Dataset rows describing interfaces:
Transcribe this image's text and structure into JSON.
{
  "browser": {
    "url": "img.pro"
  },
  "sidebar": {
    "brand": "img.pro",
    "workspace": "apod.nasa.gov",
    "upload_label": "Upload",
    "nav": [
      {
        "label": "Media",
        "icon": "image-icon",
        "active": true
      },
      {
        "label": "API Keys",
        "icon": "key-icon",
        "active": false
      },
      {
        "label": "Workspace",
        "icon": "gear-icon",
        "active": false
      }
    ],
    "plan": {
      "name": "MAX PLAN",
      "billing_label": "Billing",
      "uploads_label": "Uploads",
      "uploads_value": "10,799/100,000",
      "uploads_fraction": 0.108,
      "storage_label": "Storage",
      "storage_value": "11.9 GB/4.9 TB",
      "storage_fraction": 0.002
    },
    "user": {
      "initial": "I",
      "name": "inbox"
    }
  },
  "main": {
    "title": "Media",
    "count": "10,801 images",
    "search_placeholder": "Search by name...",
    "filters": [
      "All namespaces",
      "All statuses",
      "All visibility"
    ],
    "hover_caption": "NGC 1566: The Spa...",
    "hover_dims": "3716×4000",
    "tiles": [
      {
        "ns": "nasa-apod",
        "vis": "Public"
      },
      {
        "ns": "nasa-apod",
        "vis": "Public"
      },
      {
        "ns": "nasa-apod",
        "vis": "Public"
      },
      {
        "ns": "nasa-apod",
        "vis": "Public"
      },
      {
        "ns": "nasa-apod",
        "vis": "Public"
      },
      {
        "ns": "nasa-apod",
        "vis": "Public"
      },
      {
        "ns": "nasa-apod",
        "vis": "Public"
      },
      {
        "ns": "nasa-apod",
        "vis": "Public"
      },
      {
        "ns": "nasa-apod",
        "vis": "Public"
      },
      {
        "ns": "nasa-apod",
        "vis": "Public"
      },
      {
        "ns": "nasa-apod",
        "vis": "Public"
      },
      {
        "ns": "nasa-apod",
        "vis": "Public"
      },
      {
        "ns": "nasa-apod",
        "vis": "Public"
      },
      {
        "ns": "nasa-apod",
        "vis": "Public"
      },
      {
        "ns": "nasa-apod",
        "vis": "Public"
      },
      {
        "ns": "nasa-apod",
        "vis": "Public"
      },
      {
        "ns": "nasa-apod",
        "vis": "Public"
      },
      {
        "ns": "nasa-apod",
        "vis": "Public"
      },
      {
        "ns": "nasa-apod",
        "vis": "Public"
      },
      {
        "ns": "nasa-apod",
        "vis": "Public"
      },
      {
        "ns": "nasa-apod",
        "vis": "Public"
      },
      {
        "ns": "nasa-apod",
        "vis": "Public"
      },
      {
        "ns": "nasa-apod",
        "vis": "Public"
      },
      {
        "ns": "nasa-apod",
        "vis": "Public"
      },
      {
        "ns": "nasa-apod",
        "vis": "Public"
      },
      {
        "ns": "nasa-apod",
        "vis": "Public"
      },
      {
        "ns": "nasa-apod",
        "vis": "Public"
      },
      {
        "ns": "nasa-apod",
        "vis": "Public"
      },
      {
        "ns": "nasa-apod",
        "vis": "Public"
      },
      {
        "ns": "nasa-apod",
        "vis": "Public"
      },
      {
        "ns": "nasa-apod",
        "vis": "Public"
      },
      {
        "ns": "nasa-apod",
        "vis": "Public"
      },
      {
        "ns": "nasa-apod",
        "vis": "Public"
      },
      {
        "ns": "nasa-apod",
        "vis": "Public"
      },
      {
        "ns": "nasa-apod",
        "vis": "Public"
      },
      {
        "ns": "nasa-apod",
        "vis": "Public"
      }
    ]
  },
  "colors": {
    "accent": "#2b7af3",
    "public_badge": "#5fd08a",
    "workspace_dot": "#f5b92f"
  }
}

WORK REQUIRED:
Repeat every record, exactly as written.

SOLUTION TO THE EXERCISE:
Transcribe this image's text and structure into JSON.
{
  "browser": {
    "url": "img.pro"
  },
  "sidebar": {
    "brand": "img.pro",
    "workspace": "apod.nasa.gov",
    "upload_label": "Upload",
    "nav": [
      {
        "label": "Media",
        "icon": "image-icon",
        "active": true
      },
      {
        "label": "API Keys",
        "icon": "key-icon",
        "active": false
      },
      {
        "label": "Workspace",
        "icon": "gear-icon",
        "active": false
      }
    ],
    "plan": {
      "name": "MAX PLAN",
      "billing_label": "Billing",
      "uploads_label": "Uploads",
      "uploads_value": "10,799/100,000",
      "uploads_fraction": 0.108,
      "storage_label": "Storage",
      "storage_value": "11.9 GB/4.9 TB",
      "storage_fraction": 0.002
    },
    "user": {
      "initial": "I",
      "name": "inbox"
    }
  },
  "main": {
    "title": "Media",
    "count": "10,801 images",
    "search_placeholder": "Search by name...",
    "filters": [
      "All namespaces",
      "All statuses",
      "All visibility"
    ],
    "hover_caption": "NGC 1566: The Spa...",
    "hover_dims": "3716×4000",
    "tiles": [
      {
        "ns": "nasa-apod",
        "vis": "Public"
      },
      {
        "ns": "nasa-apod",
        "vis": "Public"
      },
      {
        "ns": "nasa-apod",
        "vis": "Public"
      },
      {
        "ns": "nasa-apod",
        "vis": "Public"
      },
      {
        "ns": "nasa-apod",
        "vis": "Public"
      },
      {
        "ns": "nasa-apod",
        "vis": "Public"
      },
      {
        "ns": "nasa-apod",
        "vis": "Public"
      },
      {
        "ns": "nasa-apod",
        "vis": "Public"
      },
      {
        "ns": "nasa-apod",
        "vis": "Public"
      },
      {
        "ns": "nasa-apod",
        "vis": "Public"
      },
      {
        "ns": "nasa-apod",
        "vis": "Public"
      },
      {
        "ns": "nasa-apod",
        "vis": "Public"
      },
      {
        "ns": "nasa-apod",
        "vis": "Public"
      },
      {
        "ns": "nasa-apod",
        "vis": "Public"
      },
      {
        "ns": "nasa-apod",
        "vis": "Public"
      },
      {
        "ns": "nasa-apod",
        "vis": "Public"
      },
      {
        "ns": "nasa-apod",
        "vis": "Public"
      },
      {
        "ns": "nasa-apod",
        "vis": "Public"
      },
      {
        "ns": "nasa-apod",
        "vis": "Public"
      },
      {
        "ns": "nasa-apod",
        "vis": "Public"
      },
      {
        "ns": "nasa-apod",
        "vis": "Public"
      },
      {
        "ns": "nasa-apod",
        "vis": "Public"
      },
      {
        "ns": "nasa-apod",
        "vis": "Public"
      },
      {
        "ns": "nasa-apod",
        "vis": "Public"
      },
      {
        "ns": "nasa-apod",
        "vis": "Public"
      },
      {
        "ns": "nasa-apod",
        "vis": "Public"
      },
      {
        "ns": "nasa-apod",
        "vis": "Public"
      },
      {
        "ns": "nasa-apod",
        "vis": "Public"
      },
      {
        "ns": "nasa-apod",
        "vis": "Public"
      },
      {
        "ns": "nasa-apod",
        "vis": "Public"
      },
      {
        "ns": "nasa-apod",
        "vis": "Public"
      },
      {
        "ns": "nasa-apod",
        "vis": "Public"
      },
      {
        "ns": "nasa-apod",
        "vis": "Public"
      },
      {
        "ns": "nasa-apod",
        "vis": "Public"
      },
      {
        "ns": "nasa-apod",
        "vis": "Public"
      },
      {
        "ns": "nasa-apod",
        "vis": "Public"
      }
    ]
  },
  "colors": {
    "accent": "#2b7af3",
    "public_badge": "#5fd08a",
    "workspace_dot": "#f5b92f"
  }
}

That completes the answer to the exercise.